Most dams lose capacity as a result of three principal phenomena: leakage, sedimentation and evaporation. The study of these phenomena is particularly important as they can also endanger the dam’s stability. Here, we examine the case of the Gargar dam in western Algeria. This dam is located in an arid zone where water resources are becoming increasingly scarce. It is situated 5 km from the city of Ghelizane and is subject to considerable water loss. It has never been filled to capacity, and is now threatened by leakages that are clearly evolving over time. This article extends our earlier studies of the dam. Our work has estimated total average losses of 25 million m3 /year for the period 1988–2015, made up of leakage (0.3 million m3 /year) and evaporation (18 million m3 /year), while dead storage accounts for 4.6 million m3 /year. However, total losses for 2004 were estimated at 113.9 million m3, which increased to the alarming value of 166.8 million m3 in 2015. We analyze variation in leakage as a function of the reservoir level, and quantify losses due to leaks, sedimentation and evaporation.

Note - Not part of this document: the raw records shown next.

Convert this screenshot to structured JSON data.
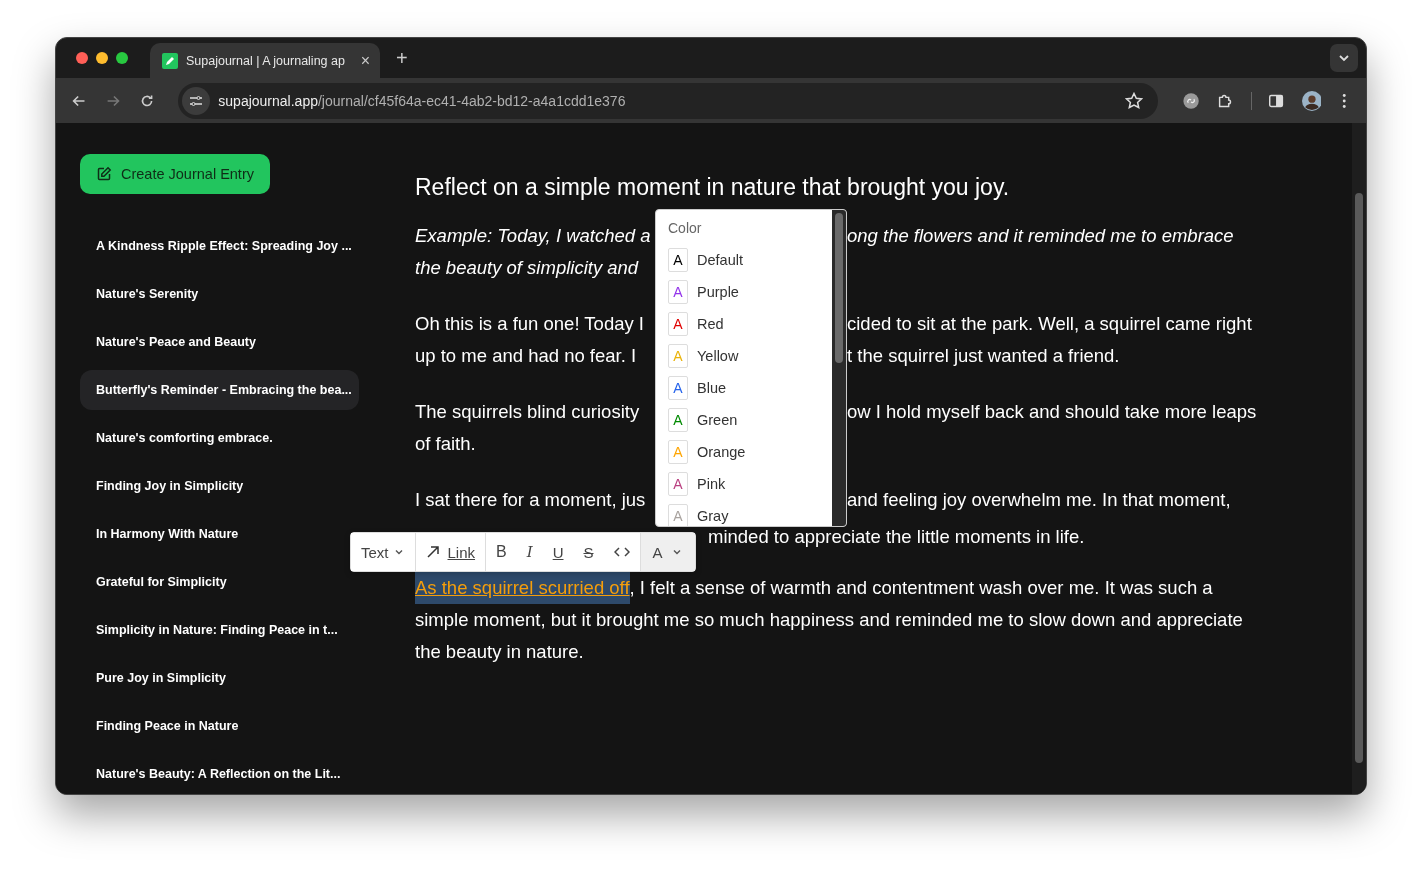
{
  "browser": {
    "tab": {
      "title": "Supajournal | A journaling ap",
      "close": "×"
    },
    "new_tab": "+",
    "url": {
      "domain": "supajournal.app",
      "path": "/journal/cf45f64a-ec41-4ab2-bd12-a4a1cdd1e376"
    },
    "forward_disabled": true
  },
  "sidebar": {
    "create_button": "Create Journal Entry",
    "items": [
      {
        "label": "A Kindness Ripple Effect: Spreading Joy ...",
        "selected": false
      },
      {
        "label": "Nature's Serenity",
        "selected": false
      },
      {
        "label": "Nature's Peace and Beauty",
        "selected": false
      },
      {
        "label": "Butterfly's Reminder - Embracing the bea...",
        "selected": true
      },
      {
        "label": "Nature's comforting embrace.",
        "selected": false
      },
      {
        "label": "Finding Joy in Simplicity",
        "selected": false
      },
      {
        "label": "In Harmony With Nature",
        "selected": false
      },
      {
        "label": "Grateful for Simplicity",
        "selected": false
      },
      {
        "label": "Simplicity in Nature: Finding Peace in t...",
        "selected": false
      },
      {
        "label": "Pure Joy in Simplicity",
        "selected": false
      },
      {
        "label": "Finding Peace in Nature",
        "selected": false
      },
      {
        "label": "Nature's Beauty: A Reflection on the Lit...",
        "selected": false
      }
    ]
  },
  "entry": {
    "prompt": "Reflect on a simple moment in nature that brought you joy.",
    "paragraphs": [
      {
        "kind": "example",
        "lines": [
          {
            "kind": "split",
            "left": "Example: Today, I watched a",
            "right": "ong the flowers and it reminded me to embrace"
          },
          {
            "kind": "split",
            "left": "the beauty of simplicity and"
          }
        ]
      },
      {
        "kind": "body",
        "lines": [
          {
            "kind": "split",
            "left": "Oh this is a fun one! Today I",
            "right": "cided to sit at the park. Well, a squirrel came right"
          },
          {
            "kind": "split",
            "left": "up to me and had no fear. I",
            "right": "t the squirrel just wanted a friend."
          }
        ]
      },
      {
        "kind": "body",
        "lines": [
          {
            "kind": "split",
            "left": "The squirrels blind curiosity",
            "right": "ow I hold myself back and should take more leaps"
          },
          {
            "kind": "full",
            "left": "of faith."
          }
        ]
      },
      {
        "kind": "body",
        "lines": [
          {
            "kind": "split",
            "left": "I sat there for a moment, jus",
            "right": "and feeling joy overwhelm me. In that moment,"
          },
          {
            "kind": "toolbar",
            "right": "minded to appreciate the little moments in life."
          }
        ]
      },
      {
        "kind": "body",
        "lines": [
          {
            "kind": "selection",
            "link": "As the squirrel scurried off",
            "left": ", I felt a sense of warmth and contentment wash over me. It was such a"
          },
          {
            "kind": "full",
            "left": "simple moment, but it brought me so much happiness and reminded me to slow down and appreciate"
          },
          {
            "kind": "full",
            "left": "the beauty in nature."
          }
        ]
      }
    ]
  },
  "format_toolbar": [
    {
      "kind": "dropdown",
      "label": "Text",
      "active": false
    },
    {
      "kind": "link",
      "label": "Link",
      "active": false
    },
    {
      "kind": "bold",
      "label": "B",
      "active": false
    },
    {
      "kind": "italic",
      "label": "I",
      "active": false
    },
    {
      "kind": "underline",
      "label": "U",
      "active": false
    },
    {
      "kind": "strike",
      "label": "S",
      "active": false
    },
    {
      "kind": "code",
      "active": false
    },
    {
      "kind": "color",
      "label": "A",
      "active": true
    }
  ],
  "color_menu": {
    "title": "Color",
    "items": [
      {
        "glyph": "A",
        "label": "Default",
        "color": "#000000"
      },
      {
        "glyph": "A",
        "label": "Purple",
        "color": "#9333ea"
      },
      {
        "glyph": "A",
        "label": "Red",
        "color": "#e00000"
      },
      {
        "glyph": "A",
        "label": "Yellow",
        "color": "#eab308"
      },
      {
        "glyph": "A",
        "label": "Blue",
        "color": "#2563eb"
      },
      {
        "glyph": "A",
        "label": "Green",
        "color": "#008a00"
      },
      {
        "glyph": "A",
        "label": "Orange",
        "color": "#ffa500"
      },
      {
        "glyph": "A",
        "label": "Pink",
        "color": "#ba4081"
      },
      {
        "glyph": "A",
        "label": "Gray",
        "color": "#a8a29e"
      }
    ]
  }
}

Keywords: Gargar Dam; Leakage; Sedimentation; Evaporation; Arid areas; Algeria